Assigned task: Retype the complete listing exactly as it appears.

--- Task input Enclosed Below ---

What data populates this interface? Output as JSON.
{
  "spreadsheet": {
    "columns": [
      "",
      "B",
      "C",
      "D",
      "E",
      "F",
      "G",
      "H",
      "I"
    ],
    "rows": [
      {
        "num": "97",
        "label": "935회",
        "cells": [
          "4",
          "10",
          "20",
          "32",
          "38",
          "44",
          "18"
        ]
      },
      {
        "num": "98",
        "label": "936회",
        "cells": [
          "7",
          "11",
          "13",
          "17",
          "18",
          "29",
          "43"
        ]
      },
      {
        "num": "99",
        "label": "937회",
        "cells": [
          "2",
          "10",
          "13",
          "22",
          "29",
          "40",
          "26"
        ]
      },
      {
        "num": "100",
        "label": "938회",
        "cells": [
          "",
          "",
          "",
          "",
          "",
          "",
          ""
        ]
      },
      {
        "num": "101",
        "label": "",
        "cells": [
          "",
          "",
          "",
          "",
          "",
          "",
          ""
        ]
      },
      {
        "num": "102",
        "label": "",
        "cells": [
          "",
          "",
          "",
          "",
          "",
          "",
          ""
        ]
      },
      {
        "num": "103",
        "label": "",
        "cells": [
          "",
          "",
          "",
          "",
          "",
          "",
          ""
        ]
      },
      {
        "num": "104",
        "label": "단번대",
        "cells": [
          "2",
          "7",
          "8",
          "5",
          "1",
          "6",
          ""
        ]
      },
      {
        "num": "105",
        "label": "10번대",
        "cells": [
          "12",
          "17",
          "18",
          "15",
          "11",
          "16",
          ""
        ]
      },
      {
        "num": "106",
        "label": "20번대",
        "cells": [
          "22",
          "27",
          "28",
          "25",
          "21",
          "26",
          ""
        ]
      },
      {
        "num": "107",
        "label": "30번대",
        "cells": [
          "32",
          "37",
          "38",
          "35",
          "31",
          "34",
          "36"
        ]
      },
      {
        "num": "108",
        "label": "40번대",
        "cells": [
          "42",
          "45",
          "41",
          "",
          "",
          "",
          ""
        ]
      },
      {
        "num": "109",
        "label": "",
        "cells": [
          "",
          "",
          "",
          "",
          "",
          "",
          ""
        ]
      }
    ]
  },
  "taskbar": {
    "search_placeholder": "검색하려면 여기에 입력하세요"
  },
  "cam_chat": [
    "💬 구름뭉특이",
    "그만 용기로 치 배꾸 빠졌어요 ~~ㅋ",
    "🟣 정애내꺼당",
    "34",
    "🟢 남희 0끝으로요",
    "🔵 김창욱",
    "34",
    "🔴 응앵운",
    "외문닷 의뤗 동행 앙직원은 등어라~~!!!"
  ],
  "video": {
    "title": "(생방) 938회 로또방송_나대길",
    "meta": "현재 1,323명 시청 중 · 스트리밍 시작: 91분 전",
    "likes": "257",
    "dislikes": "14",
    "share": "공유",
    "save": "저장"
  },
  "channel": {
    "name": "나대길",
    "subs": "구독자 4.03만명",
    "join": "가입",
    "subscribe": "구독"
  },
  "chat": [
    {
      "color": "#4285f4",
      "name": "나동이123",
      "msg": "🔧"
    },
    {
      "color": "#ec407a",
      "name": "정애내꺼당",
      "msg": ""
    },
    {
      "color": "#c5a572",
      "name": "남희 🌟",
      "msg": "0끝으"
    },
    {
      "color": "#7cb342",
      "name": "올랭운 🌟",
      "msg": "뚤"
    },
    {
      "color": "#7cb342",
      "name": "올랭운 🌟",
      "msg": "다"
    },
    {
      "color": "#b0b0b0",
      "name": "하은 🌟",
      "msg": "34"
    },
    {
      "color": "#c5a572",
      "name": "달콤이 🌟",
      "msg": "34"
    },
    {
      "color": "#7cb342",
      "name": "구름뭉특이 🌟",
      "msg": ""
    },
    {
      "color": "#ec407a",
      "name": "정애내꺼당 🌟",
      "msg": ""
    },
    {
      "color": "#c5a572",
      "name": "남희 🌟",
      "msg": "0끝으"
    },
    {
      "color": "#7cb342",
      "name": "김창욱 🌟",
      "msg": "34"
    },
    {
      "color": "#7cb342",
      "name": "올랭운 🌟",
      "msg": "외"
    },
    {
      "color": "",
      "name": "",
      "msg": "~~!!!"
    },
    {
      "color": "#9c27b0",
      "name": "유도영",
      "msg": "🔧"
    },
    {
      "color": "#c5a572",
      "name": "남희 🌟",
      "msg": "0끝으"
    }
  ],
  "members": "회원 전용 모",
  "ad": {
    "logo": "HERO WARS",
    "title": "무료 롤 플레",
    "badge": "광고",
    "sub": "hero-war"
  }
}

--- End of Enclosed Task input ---

Solution below:
What data populates this interface? Output as JSON.
{
  "spreadsheet": {
    "columns": [
      "",
      "B",
      "C",
      "D",
      "E",
      "F",
      "G",
      "H",
      "I"
    ],
    "rows": [
      {
        "num": "97",
        "label": "935회",
        "cells": [
          "4",
          "10",
          "20",
          "32",
          "38",
          "44",
          "18"
        ]
      },
      {
        "num": "98",
        "label": "936회",
        "cells": [
          "7",
          "11",
          "13",
          "17",
          "18",
          "29",
          "43"
        ]
      },
      {
        "num": "99",
        "label": "937회",
        "cells": [
          "2",
          "10",
          "13",
          "22",
          "29",
          "40",
          "26"
        ]
      },
      {
        "num": "100",
        "label": "938회",
        "cells": [
          "",
          "",
          "",
          "",
          "",
          "",
          ""
        ]
      },
      {
        "num": "101",
        "label": "",
        "cells": [
          "",
          "",
          "",
          "",
          "",
          "",
          ""
        ]
      },
      {
        "num": "102",
        "label": "",
        "cells": [
          "",
          "",
          "",
          "",
          "",
          "",
          ""
        ]
      },
      {
        "num": "103",
        "label": "",
        "cells": [
          "",
          "",
          "",
          "",
          "",
          "",
          ""
        ]
      },
      {
        "num": "104",
        "label": "단번대",
        "cells": [
          "2",
          "7",
          "8",
          "5",
          "1",
          "6",
          ""
        ]
      },
      {
        "num": "105",
        "label": "10번대",
        "cells": [
          "12",
          "17",
          "18",
          "15",
          "11",
          "16",
          ""
        ]
      },
      {
        "num": "106",
        "label": "20번대",
        "cells": [
          "22",
          "27",
          "28",
          "25",
          "21",
          "26",
          ""
        ]
      },
      {
        "num": "107",
        "label": "30번대",
        "cells": [
          "32",
          "37",
          "38",
          "35",
          "31",
          "34",
          "36"
        ]
      },
      {
        "num": "108",
        "label": "40번대",
        "cells": [
          "42",
          "45",
          "41",
          "",
          "",
          "",
          ""
        ]
      },
      {
        "num": "109",
        "label": "",
        "cells": [
          "",
          "",
          "",
          "",
          "",
          "",
          ""
        ]
      }
    ]
  },
  "taskbar": {
    "search_placeholder": "검색하려면 여기에 입력하세요"
  },
  "cam_chat": [
    "💬 구름뭉특이",
    "그만 용기로 치 배꾸 빠졌어요 ~~ㅋ",
    "🟣 정애내꺼당",
    "34",
    "🟢 남희 0끝으로요",
    "🔵 김창욱",
    "34",
    "🔴 응앵운",
    "외문닷 의뤗 동행 앙직원은 등어라~~!!!"
  ],
  "video": {
    "title": "(생방) 938회 로또방송_나대길",
    "meta": "현재 1,323명 시청 중 · 스트리밍 시작: 91분 전",
    "likes": "257",
    "dislikes": "14",
    "share": "공유",
    "save": "저장"
  },
  "channel": {
    "name": "나대길",
    "subs": "구독자 4.03만명",
    "join": "가입",
    "subscribe": "구독"
  },
  "chat": [
    {
      "color": "#4285f4",
      "name": "나동이123",
      "msg": "🔧"
    },
    {
      "color": "#ec407a",
      "name": "정애내꺼당",
      "msg": ""
    },
    {
      "color": "#c5a572",
      "name": "남희 🌟",
      "msg": "0끝으"
    },
    {
      "color": "#7cb342",
      "name": "올랭운 🌟",
      "msg": "뚤"
    },
    {
      "color": "#7cb342",
      "name": "올랭운 🌟",
      "msg": "다"
    },
    {
      "color": "#b0b0b0",
      "name": "하은 🌟",
      "msg": "34"
    },
    {
      "color": "#c5a572",
      "name": "달콤이 🌟",
      "msg": "34"
    },
    {
      "color": "#7cb342",
      "name": "구름뭉특이 🌟",
      "msg": ""
    },
    {
      "color": "#ec407a",
      "name": "정애내꺼당 🌟",
      "msg": ""
    },
    {
      "color": "#c5a572",
      "name": "남희 🌟",
      "msg": "0끝으"
    },
    {
      "color": "#7cb342",
      "name": "김창욱 🌟",
      "msg": "34"
    },
    {
      "color": "#7cb342",
      "name": "올랭운 🌟",
      "msg": "외"
    },
    {
      "color": "",
      "name": "",
      "msg": "~~!!!"
    },
    {
      "color": "#9c27b0",
      "name": "유도영",
      "msg": "🔧"
    },
    {
      "color": "#c5a572",
      "name": "남희 🌟",
      "msg": "0끝으"
    }
  ],
  "members": "회원 전용 모",
  "ad": {
    "logo": "HERO WARS",
    "title": "무료 롤 플레",
    "badge": "광고",
    "sub": "hero-war"
  }
}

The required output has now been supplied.